▶ **What you need to do**: What lines in the data hold the string "search"? Show them.

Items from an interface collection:
☆ ☆ ☆ ☆ ☆ ☆ ☆

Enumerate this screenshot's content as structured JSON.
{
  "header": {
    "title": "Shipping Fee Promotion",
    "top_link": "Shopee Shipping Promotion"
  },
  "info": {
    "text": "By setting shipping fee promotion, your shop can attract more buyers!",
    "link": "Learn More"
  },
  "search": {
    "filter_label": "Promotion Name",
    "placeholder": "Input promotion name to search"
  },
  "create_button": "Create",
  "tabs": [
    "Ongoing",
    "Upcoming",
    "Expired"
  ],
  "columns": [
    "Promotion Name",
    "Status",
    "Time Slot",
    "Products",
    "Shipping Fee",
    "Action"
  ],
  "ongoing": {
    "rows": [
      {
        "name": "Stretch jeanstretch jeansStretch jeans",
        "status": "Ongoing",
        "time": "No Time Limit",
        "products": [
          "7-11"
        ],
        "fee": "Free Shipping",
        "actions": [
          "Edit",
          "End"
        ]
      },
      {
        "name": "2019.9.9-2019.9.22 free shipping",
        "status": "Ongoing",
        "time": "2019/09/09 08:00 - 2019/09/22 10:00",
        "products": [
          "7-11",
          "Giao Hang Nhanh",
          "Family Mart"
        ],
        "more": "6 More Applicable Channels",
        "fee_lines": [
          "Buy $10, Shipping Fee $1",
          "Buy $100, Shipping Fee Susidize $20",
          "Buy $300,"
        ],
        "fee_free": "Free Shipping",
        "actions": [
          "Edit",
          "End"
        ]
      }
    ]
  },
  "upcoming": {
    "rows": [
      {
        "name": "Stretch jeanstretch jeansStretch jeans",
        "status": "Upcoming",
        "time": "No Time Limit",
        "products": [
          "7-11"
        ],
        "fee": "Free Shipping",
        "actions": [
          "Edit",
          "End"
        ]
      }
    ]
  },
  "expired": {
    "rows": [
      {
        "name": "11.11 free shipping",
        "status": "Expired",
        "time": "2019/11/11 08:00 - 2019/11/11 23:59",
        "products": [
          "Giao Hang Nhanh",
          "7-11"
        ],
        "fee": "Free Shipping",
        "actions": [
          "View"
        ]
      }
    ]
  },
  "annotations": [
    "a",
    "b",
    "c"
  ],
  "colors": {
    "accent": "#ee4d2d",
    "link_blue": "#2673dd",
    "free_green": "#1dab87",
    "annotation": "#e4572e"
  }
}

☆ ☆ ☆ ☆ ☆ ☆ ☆

▶ **Exercise solution**:
  "search": {
    "placeholder": "Input promotion name to search"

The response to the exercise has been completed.